Spring 2023 - HIST 223 D100

Early Modern Europe, 1500-1789 (3)

Class Number: 4890

Delivery Method: In Person


  • Course Times + Location:

    Jan 4 – Apr 11, 2023: Thu, 2:30–4:20 p.m.



A survey of early modern European history which will examine, among other topics, the wars of religion, the 17th century revolutions, 16th and 17th century economic development, the scientific revolution, the enlightenment and the political and social character of the old regime. Breadth-Humanities.


Transitions are exciting and disturbing. From the eve of the Protestant Reformation to the eve of the French Revolution, Europeans experienced many transformative changes. They participated in or endured religious and cultural innovations, political and social conflict, and economic opportunity and crisis. The early modern period in European history was a time of crucial transitions.  

We shall begin by asking if the term “early modern” is appropriate for this period. Does it point to a shift to modern Europe? Next, we shall discover how religious and social rituals structured and sometimes disrupted the lives of Europeans. Finally, we shall consider if evidence from the eighteenth century points to the demise of the prevailing social system and to the beginnings of modern Europe. 


The course requirements of History 223 will help you achieve the educational goals of undergraduate courses in the Department of History. By the end of the course, you will be able

  • to identify the principal historical developments of early modern Europe
  • to apply a knowledge of these developments in assessing historical interpretations of early modern Europe.


  • Participation (oral and / or written) 15%
  • Five quizzes 5 x 7% (19 Jan., 2 Feb., 16 Feb., 9 Mar., 30 Mar.)* 35%
  • First Essay (800-1000 words, due 10 February)* 20%
  • Second Essay (1000-1500 words, due 3 April)* 30%


Please note that the dates for assignments listed above are tentative. 

Hist. 223 will prepare you for Hist. 320 (European Reformation) and Hist. 336 (Ideas and Society in Early Modern Europe). You may take Hist. 223 and Hist. 336 concurrently.

We will use Canvas in several ways.
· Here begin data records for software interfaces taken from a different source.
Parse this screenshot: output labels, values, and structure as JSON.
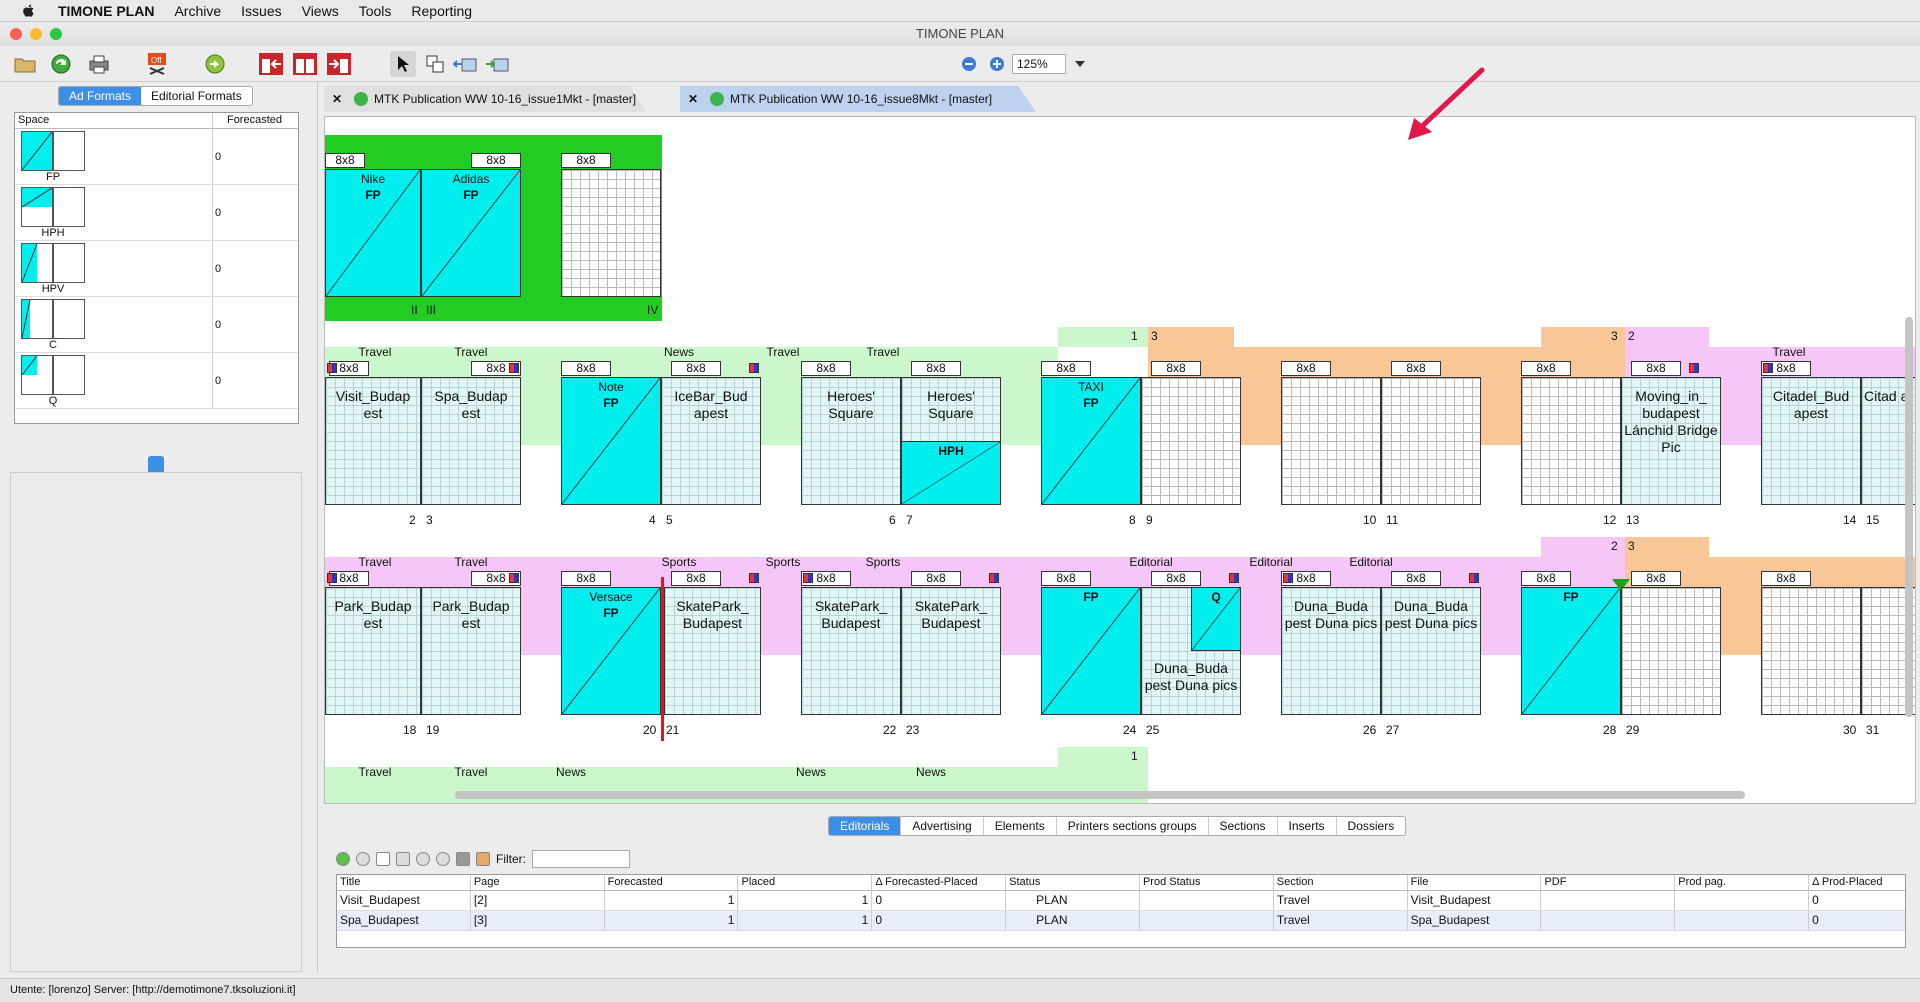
{
  "menubar": {
    "app": "TIMONE PLAN",
    "items": [
      "Archive",
      "Issues",
      "Views",
      "Tools",
      "Reporting"
    ]
  },
  "window": {
    "title": "TIMONE PLAN"
  },
  "toolbar": {
    "zoom": "125%"
  },
  "left_panel": {
    "tabs": [
      "Ad Formats",
      "Editorial Formats"
    ],
    "columns": [
      "Space",
      "Forecasted"
    ],
    "rows": [
      {
        "label": "FP",
        "value": "0"
      },
      {
        "label": "HPH",
        "value": "0"
      },
      {
        "label": "HPV",
        "value": "0"
      },
      {
        "label": "C",
        "value": "0"
      },
      {
        "label": "Q",
        "value": "0"
      }
    ]
  },
  "doc_tabs": [
    "MTK Publication WW 10-16_issue1Mkt - [master]",
    "MTK Publication WW 10-16_issue8Mkt - [master]"
  ],
  "flatplan": {
    "fmt": "8x8",
    "sections": {
      "travel": "Travel",
      "news": "News",
      "sports": "Sports",
      "editorial": "Editorial"
    },
    "ads": {
      "nike": "Nike",
      "adidas": "Adidas",
      "fp": "FP",
      "note": "Note",
      "taxi": "TAXI",
      "hph": "HPH",
      "versace": "Versace",
      "q": "Q"
    },
    "cover_nums": [
      "II",
      "III",
      "IV"
    ],
    "counts": [
      "1",
      "3",
      "3",
      "2",
      "2",
      "3",
      "1"
    ],
    "titles": {
      "visit": "Visit_Budap est",
      "spa": "Spa_Budap est",
      "icebar": "IceBar_Bud apest",
      "heroes": "Heroes' Square",
      "moving": "Moving_in_ budapest Lánchid Bridge Pic",
      "citadel": "Citadel_Bud apest",
      "citadel2": "Citad a",
      "park": "Park_Budap est",
      "skate": "SkatePark_ Budapest",
      "duna": "Duna_Buda pest Duna pics"
    },
    "row1_nums": [
      "2",
      "3",
      "4",
      "5",
      "6",
      "7",
      "8",
      "9",
      "10",
      "11",
      "12",
      "13",
      "14",
      "15"
    ],
    "row2_nums": [
      "18",
      "19",
      "20",
      "21",
      "22",
      "23",
      "24",
      "25",
      "26",
      "27",
      "28",
      "29",
      "30",
      "31"
    ]
  },
  "bottom": {
    "tabs": [
      "Editorials",
      "Advertising",
      "Elements",
      "Printers sections groups",
      "Sections",
      "Inserts",
      "Dossiers"
    ],
    "filter_label": "Filter:",
    "columns": [
      "Title",
      "Page",
      "Forecasted",
      "Placed",
      "Δ Forecasted-Placed",
      "Status",
      "Prod Status",
      "Section",
      "File",
      "PDF",
      "Prod pag.",
      "Δ Prod-Placed"
    ],
    "rows": [
      [
        "Visit_Budapest",
        "[2]",
        "1",
        "1",
        "0",
        "PLAN",
        "",
        "Travel",
        "Visit_Budapest",
        "",
        "",
        "0"
      ],
      [
        "Spa_Budapest",
        "[3]",
        "1",
        "1",
        "0",
        "PLAN",
        "",
        "Travel",
        "Spa_Budapest",
        "",
        "",
        "0"
      ]
    ]
  },
  "status": {
    "text": "Utente: [lorenzo]    Server: [http://demotimone7.tksoluzioni.it]"
  },
  "colors": {
    "accent": "#3d8ee6",
    "ad": "#00eeee",
    "travel": "#ccf7cc",
    "orange": "#f9c797",
    "pink": "#f6c7f6",
    "cover": "#22cc22"
  }
}
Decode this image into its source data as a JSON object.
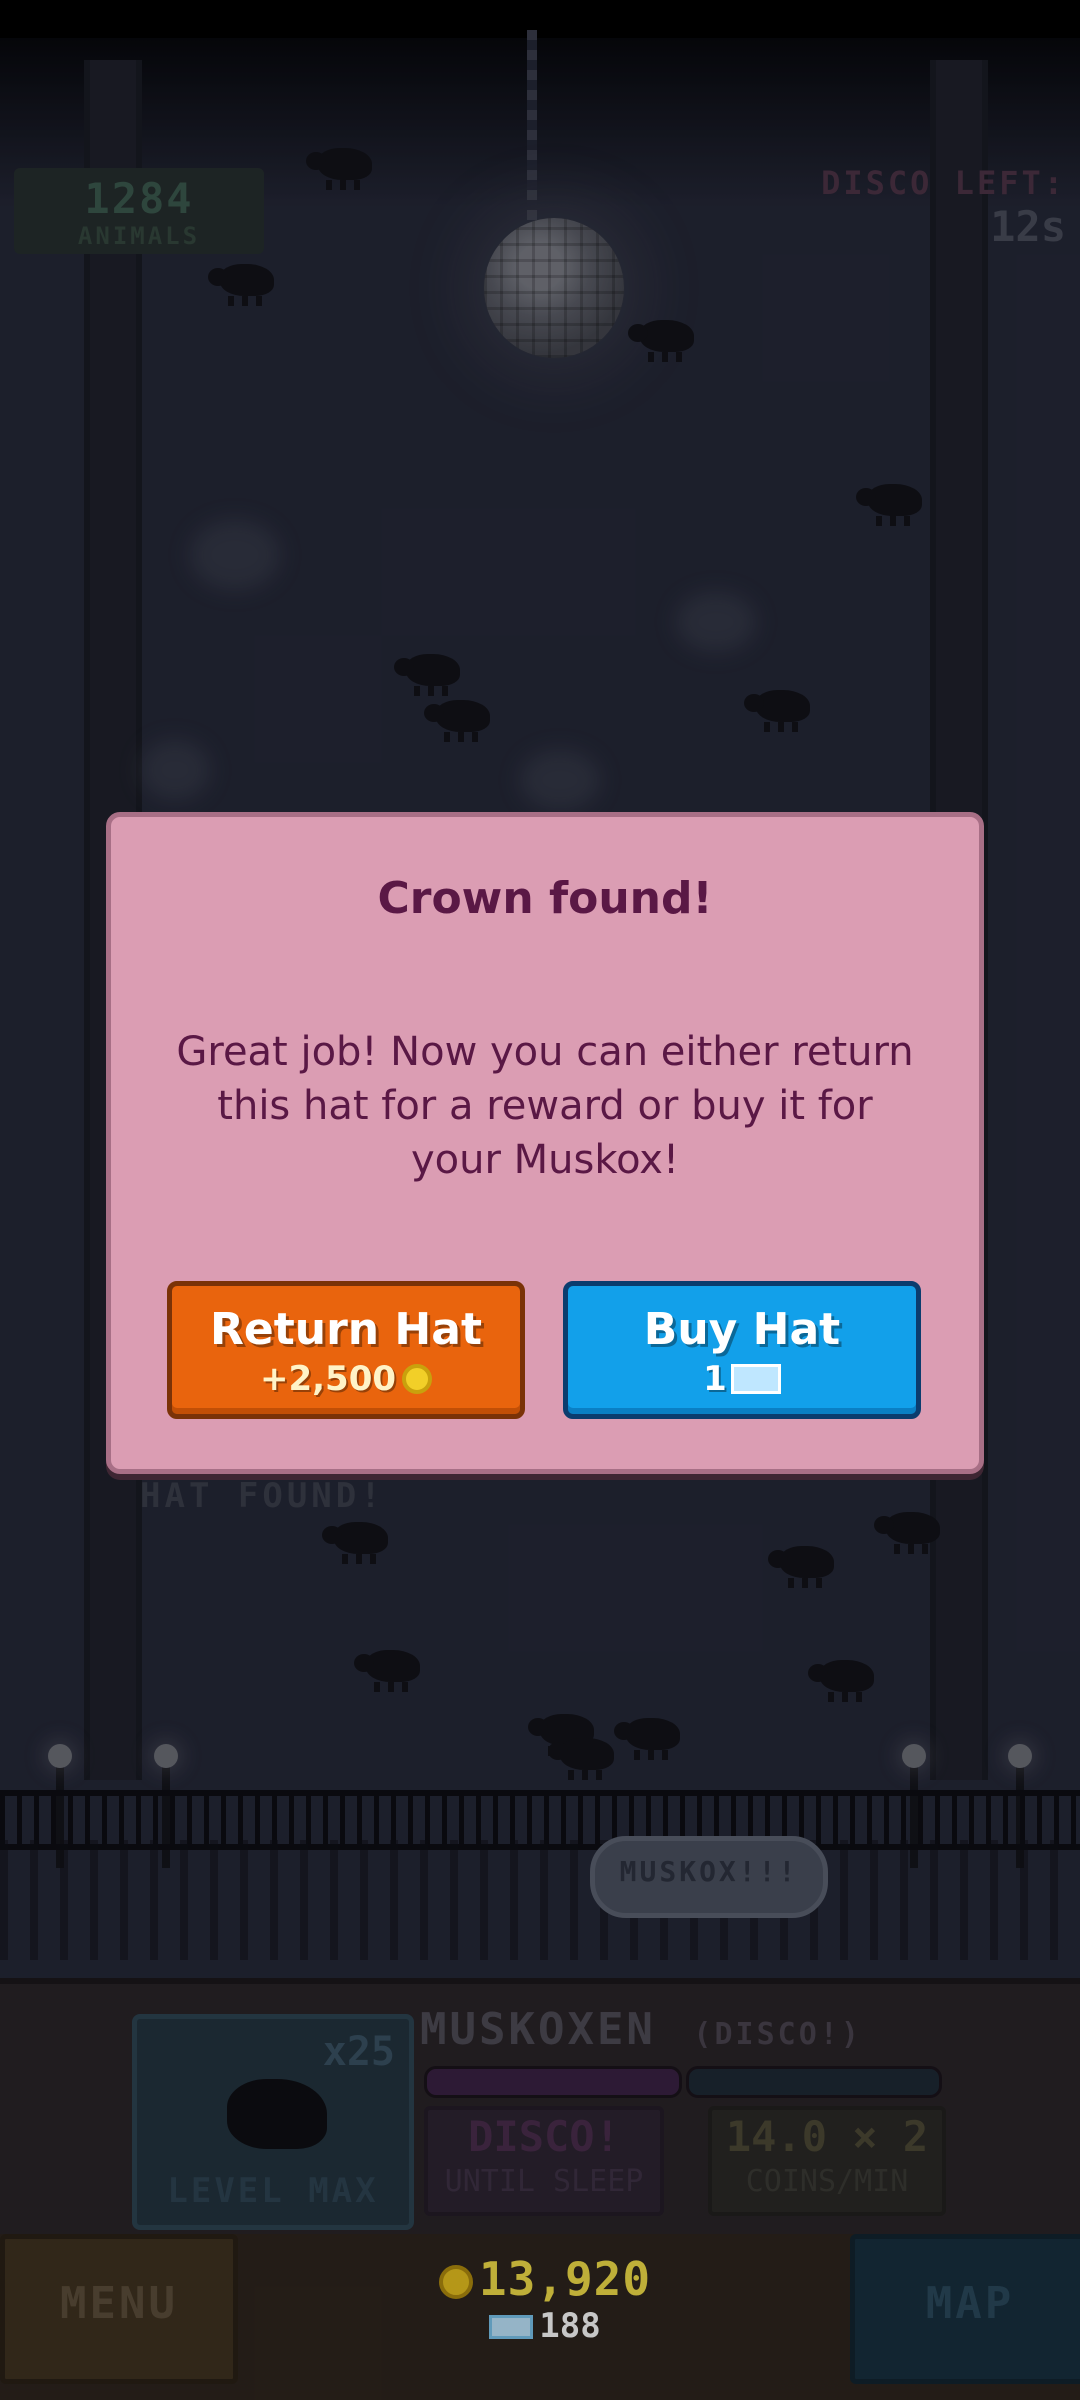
{
  "hud": {
    "animals_count": "1284",
    "animals_label": "ANIMALS",
    "disco_left_label": "DISCO LEFT:",
    "disco_left_value": "12s"
  },
  "game": {
    "hat_found_text": "HAT FOUND!",
    "speech_bubble": "MUSKOX!!!"
  },
  "dialog": {
    "title": "Crown found!",
    "body": "Great job! Now you can either return this hat for a reward or buy it for your Muskox!",
    "return_button": {
      "label": "Return Hat",
      "reward": "+2,500",
      "icon": "coin-icon"
    },
    "buy_button": {
      "label": "Buy Hat",
      "cost": "1",
      "icon": "gem-icon"
    }
  },
  "panel": {
    "animal_name": "MUSKOXEN",
    "animal_status": "(DISCO!)",
    "multiplier": "x25",
    "level_label": "LEVEL MAX",
    "stat_left_value": "DISCO!",
    "stat_left_label": "UNTIL SLEEP",
    "stat_right_value": "14.0 × 2",
    "stat_right_label": "COINS/MIN"
  },
  "bottom_bar": {
    "menu_label": "MENU",
    "map_label": "MAP",
    "coins": "13,920",
    "gems": "188"
  },
  "colors": {
    "dialog_bg": "#db9db3",
    "return_button": "#e9640d",
    "buy_button": "#12a0ea",
    "coins_text": "#f5e14a"
  }
}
You can download a Canvas app for your devices.



  • Euan Cameron, ed., Early Modern Europe (online at the SFU library) or for your purchase at ca. You can also borrow the book online from the Internet Archive if you have Adobe Digital Editions, an app that you can download for free onto your devices.
  • Journal articles available electronically from the SFU library through the course syllabus.
  • Robert Darnton, The Great Cat Massacre. Purchase e-book or paperback at ca. Other options for purchase are available here. You may borrow the book online from the Internet Archive.


Your personalized Course Material list, including digital and physical textbooks, are available through the SFU Bookstore website by simply entering your Computing ID at: shop.sfu.ca/course-materials/my-personalized-course-materials.

Registrar Notes:


SFU’s Academic Integrity website http://www.sfu.ca/students/academicintegrity.html is filled with information on what is meant by academic dishonesty, where you can find resources to help with your studies and the consequences of cheating. Check out the site for more information and videos that help explain the issues in plain English.

Each student is responsible for his or her conduct as it affects the university community. Academic dishonesty, in whatever form, is ultimately destructive of the values of the university. Furthermore, it is unfair and discouraging to the majority of students who pursue their studies honestly. Scholarly integrity is required of all members of the university. http://www.sfu.ca/policies/gazette/student/s10-01.html